Localities.—(a.) A single individual: off the north coast of the South Island, near Farewell Spit (G. M. Thomson). (b.) Several young ones: Otago Harbour (Cottrell). *
The largest individual is 20 mm. in length, with a greatest diameter of 12 mm. rather below the equator, while near the aboral pole its diameter is 8 mm.
The specimen preserved in formalin exhibited the internal anatomy well (see Plate VII, fig. 1). The gonads are present, but the gametes not fully developed. The long “infundibular canal,” large “infundibulum,” the radiating canals from it, are all shown. Those from Otago Harbour are young ones, and in them the enormous breadth of the costÆ and the great size of the individual costal plates can be seen.
These young ones measure, on an average, 5 mm. × 3 mm. The costÆ almost touch one another, and each is made up of 12 plates. In these young ones the aperture of the tentacle-sac is much nearer the apex, and the length of the tentacle-base is about half the length of the animal, and its lower end reaches nearly to the lower end of the costa: this is perhaps due to unequal contraction of the parts: these had been fixed in corrosive sublimate and preserved in alcohol, which causes the jelly to shrink to a much greater extent than does formalin.
Remarks.—A comparison of the figures and description of E. stationis with those of our species makes it evident that there are considerable differences between them.
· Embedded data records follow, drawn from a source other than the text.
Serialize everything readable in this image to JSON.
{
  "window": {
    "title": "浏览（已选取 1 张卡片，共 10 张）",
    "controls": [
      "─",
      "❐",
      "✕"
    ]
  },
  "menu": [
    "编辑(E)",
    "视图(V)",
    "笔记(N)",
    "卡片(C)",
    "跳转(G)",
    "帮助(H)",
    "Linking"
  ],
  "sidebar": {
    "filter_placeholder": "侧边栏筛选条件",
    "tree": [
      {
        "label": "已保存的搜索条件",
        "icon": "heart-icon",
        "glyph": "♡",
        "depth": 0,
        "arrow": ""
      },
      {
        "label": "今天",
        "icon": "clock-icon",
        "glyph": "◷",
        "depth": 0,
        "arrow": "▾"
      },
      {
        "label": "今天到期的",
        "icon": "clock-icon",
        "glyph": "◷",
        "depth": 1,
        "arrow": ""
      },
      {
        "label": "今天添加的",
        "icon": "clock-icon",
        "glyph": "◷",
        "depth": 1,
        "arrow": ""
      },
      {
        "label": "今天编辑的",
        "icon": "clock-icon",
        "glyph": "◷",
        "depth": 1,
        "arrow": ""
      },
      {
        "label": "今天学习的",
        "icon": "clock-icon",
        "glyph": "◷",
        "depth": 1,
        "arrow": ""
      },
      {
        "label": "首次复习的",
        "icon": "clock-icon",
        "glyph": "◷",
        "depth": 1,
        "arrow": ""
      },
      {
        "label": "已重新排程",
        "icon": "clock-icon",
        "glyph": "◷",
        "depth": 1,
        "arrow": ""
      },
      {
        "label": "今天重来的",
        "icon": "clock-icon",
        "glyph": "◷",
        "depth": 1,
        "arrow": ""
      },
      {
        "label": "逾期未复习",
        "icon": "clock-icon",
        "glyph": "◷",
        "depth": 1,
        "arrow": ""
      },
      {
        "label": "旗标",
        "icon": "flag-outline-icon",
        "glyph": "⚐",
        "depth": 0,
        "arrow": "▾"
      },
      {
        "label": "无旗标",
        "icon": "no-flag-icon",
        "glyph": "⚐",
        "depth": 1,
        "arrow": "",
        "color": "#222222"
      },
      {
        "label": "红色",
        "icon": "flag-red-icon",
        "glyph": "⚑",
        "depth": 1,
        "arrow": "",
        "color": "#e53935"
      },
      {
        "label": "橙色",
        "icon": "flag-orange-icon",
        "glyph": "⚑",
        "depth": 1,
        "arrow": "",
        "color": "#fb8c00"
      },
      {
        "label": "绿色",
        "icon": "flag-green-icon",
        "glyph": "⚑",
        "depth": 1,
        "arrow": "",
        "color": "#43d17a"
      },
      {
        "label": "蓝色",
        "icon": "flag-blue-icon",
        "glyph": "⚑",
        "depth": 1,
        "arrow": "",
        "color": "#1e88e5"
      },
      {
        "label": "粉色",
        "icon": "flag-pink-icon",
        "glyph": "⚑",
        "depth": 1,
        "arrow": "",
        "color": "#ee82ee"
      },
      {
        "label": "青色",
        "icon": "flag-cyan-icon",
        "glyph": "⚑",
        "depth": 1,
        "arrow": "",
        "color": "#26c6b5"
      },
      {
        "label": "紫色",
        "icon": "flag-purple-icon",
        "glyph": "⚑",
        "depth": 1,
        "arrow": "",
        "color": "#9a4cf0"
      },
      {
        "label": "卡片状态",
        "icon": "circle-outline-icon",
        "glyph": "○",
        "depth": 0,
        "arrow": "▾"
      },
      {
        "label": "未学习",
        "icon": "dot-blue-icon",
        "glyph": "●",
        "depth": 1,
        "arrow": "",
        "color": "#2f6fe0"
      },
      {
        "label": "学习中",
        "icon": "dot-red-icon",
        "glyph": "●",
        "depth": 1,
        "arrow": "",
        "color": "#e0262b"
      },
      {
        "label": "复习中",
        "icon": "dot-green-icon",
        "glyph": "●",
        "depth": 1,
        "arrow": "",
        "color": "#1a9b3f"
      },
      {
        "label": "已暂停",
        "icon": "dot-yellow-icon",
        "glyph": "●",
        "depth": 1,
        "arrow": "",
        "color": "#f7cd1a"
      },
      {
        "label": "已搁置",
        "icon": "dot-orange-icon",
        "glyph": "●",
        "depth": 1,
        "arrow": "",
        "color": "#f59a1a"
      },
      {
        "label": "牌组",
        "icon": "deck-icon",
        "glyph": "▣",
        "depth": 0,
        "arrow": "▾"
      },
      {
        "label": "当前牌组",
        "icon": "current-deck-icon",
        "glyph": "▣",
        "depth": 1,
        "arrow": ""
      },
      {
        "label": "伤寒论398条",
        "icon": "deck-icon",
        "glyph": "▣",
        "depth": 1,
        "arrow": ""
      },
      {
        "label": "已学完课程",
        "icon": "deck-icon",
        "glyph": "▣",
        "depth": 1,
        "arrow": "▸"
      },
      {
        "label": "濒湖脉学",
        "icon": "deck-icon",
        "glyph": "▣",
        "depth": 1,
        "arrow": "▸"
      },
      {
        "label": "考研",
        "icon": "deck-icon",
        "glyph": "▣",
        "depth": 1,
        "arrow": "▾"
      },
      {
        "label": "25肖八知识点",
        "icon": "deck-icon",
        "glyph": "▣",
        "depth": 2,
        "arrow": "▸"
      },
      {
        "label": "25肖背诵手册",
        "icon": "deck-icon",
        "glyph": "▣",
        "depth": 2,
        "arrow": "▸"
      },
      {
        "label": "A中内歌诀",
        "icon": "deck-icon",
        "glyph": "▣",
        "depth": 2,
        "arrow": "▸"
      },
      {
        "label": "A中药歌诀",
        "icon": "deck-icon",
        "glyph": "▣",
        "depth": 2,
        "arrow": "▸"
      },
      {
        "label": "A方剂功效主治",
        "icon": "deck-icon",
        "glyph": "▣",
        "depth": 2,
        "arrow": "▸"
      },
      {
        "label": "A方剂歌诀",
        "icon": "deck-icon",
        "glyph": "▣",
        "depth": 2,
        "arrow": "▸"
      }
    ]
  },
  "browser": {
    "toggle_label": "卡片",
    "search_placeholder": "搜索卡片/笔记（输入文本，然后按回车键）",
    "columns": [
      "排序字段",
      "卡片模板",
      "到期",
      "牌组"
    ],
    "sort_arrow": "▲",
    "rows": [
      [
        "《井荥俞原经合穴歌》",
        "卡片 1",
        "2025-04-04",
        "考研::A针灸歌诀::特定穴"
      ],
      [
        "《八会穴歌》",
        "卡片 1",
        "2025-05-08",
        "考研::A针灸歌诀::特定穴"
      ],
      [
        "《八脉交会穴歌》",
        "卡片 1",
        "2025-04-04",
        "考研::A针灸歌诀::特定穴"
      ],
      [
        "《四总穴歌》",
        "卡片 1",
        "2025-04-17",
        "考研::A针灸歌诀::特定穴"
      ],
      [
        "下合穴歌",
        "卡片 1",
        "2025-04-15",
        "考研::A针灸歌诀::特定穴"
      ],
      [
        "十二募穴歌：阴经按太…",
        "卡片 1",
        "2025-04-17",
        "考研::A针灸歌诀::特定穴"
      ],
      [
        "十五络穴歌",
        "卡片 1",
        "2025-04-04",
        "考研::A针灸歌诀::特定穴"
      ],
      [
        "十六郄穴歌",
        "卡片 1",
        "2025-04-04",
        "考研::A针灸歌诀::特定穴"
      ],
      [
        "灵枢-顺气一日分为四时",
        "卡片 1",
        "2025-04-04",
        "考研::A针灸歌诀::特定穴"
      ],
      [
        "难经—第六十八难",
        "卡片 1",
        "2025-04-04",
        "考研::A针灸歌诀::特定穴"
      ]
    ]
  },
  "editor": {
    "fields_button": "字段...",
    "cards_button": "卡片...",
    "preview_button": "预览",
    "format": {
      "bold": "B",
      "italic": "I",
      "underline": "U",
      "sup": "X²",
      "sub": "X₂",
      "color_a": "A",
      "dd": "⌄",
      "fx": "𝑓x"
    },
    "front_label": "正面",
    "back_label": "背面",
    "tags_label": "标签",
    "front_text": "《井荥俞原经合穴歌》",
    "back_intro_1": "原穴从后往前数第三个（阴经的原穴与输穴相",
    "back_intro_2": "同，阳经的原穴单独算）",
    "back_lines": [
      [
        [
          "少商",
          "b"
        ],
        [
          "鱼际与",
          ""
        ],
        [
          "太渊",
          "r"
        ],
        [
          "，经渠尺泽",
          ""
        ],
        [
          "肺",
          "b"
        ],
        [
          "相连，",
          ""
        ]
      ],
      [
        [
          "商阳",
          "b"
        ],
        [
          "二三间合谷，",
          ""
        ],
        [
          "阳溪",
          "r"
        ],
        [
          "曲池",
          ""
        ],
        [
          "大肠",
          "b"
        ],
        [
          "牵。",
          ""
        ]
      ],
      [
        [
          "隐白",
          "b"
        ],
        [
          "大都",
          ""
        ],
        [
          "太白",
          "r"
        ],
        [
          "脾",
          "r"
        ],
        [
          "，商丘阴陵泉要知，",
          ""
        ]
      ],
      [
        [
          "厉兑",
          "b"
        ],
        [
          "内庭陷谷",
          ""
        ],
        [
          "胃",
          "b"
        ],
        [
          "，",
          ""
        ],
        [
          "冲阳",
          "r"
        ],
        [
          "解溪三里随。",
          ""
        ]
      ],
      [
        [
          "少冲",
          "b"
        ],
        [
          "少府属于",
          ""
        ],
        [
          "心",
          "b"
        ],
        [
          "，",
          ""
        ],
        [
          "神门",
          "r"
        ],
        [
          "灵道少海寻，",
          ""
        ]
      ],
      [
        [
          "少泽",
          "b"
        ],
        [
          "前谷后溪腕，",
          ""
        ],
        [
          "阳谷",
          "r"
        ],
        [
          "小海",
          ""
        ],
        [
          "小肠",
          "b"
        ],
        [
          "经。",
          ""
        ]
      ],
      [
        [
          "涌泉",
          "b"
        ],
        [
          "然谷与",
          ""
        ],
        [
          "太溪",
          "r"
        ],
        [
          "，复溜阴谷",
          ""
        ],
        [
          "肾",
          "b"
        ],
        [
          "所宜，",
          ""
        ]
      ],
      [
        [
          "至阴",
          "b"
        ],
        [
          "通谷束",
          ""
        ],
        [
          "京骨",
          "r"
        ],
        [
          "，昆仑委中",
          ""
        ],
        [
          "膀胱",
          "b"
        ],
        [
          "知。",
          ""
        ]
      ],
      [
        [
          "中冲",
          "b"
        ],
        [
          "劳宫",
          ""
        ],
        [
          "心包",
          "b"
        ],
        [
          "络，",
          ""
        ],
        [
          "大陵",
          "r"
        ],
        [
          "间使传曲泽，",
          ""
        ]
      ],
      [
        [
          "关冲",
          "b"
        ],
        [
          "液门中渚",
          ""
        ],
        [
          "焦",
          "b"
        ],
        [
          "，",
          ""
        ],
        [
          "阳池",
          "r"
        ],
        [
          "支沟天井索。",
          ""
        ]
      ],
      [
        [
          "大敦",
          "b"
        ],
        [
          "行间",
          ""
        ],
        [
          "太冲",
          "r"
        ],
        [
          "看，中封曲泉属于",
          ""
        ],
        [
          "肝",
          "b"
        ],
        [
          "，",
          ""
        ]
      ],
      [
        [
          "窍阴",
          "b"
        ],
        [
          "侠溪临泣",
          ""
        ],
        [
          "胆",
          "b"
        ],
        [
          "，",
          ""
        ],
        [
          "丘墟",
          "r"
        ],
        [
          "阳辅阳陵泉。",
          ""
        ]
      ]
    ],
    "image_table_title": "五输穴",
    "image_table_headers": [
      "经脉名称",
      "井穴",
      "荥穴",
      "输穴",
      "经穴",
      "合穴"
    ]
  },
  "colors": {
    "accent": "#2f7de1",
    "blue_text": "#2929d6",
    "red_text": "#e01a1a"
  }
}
But since the publication of Chun's monograph on the Mediterranean ctenophores two other species belonging to this genus have been described. E. cucumis, Mertens, has been redescribed by Vanhoffen, † to whose account, however, I have not access. It was obtained near Unalaschka, in the Behring Sea. The short account given by Mertens is referred to by Chun (footnote, p. 284), where it is
[Footnote] * I have also a specimen, 9 mm. in length, from Port Jackson.
[Footnote] † Vanhoffen, “Ctenophoren,” in Nordische Plankton, 1903.
stated that the tentacle-base is situated in the neighbourhood of the stomodæum. E. californiensis has been described by Torrey, * whose account of it I have been unable to obtain. It was captured off San Diego, on the coast of California. It is possible that our New Zealand species is identical with it.
In addition, there is an earlier species, E. elongata, of Quoy and Gaimard, † which was placed by them in the genus Beroe, then by Lesson (loc. cit., p. 103) in the genus Janira (as J. quoyi), but has been by Chun recognised as a Euplokamis, who resuscitated the original specific name.
This species was taken in the Atlantic, off the coast of Africa; in it the tentacle-base is more than half the length of the body.
From this species, also, mine is evidently quite distinct.
Explanation of Plate VII.
Fig. 1. Beroe shakespeari, natural size of preserved specimen: a, canals containing gonads; b, costÆ; c, mouth. The apex is retracted.
Fig. 2. The same, view of apical pole (natural size), showing the compression of the animal, and the apical approximation of the sub-sagittal costÆ (d).
Fig. 3. A younger individual (natural size).
Fig. 4. A very young specimen (enlarged), showing short costÆ, wide canals, without the cæcal outgrowths.
Fig. 5. Euplokamis australis, adult individual (x 2½), showing, by transparency, the internal anatomy. The tentacles are partially retracted.
Fig. 6. A young specimen (X 4). The costÆ are wide; the tentacles, almost fully protruded, issue much nearer the apex than in the adult.
Fig. 7. A portion of a young one bisected to show the great length of the tentacle-sac at this stage as compared with adult (perhaps due to differences of preservation). b, the tentacle-base.
[Footnote] * Torrey, Univ. California Publications, 1904, vol. ii. p. 46.
[Footnote] † Quoy and Gaimard, “Voy. Astrolabe,” iv, p. 37, pl. vi, Mollusques; and Atlas, pl. 90, figs. 9–14.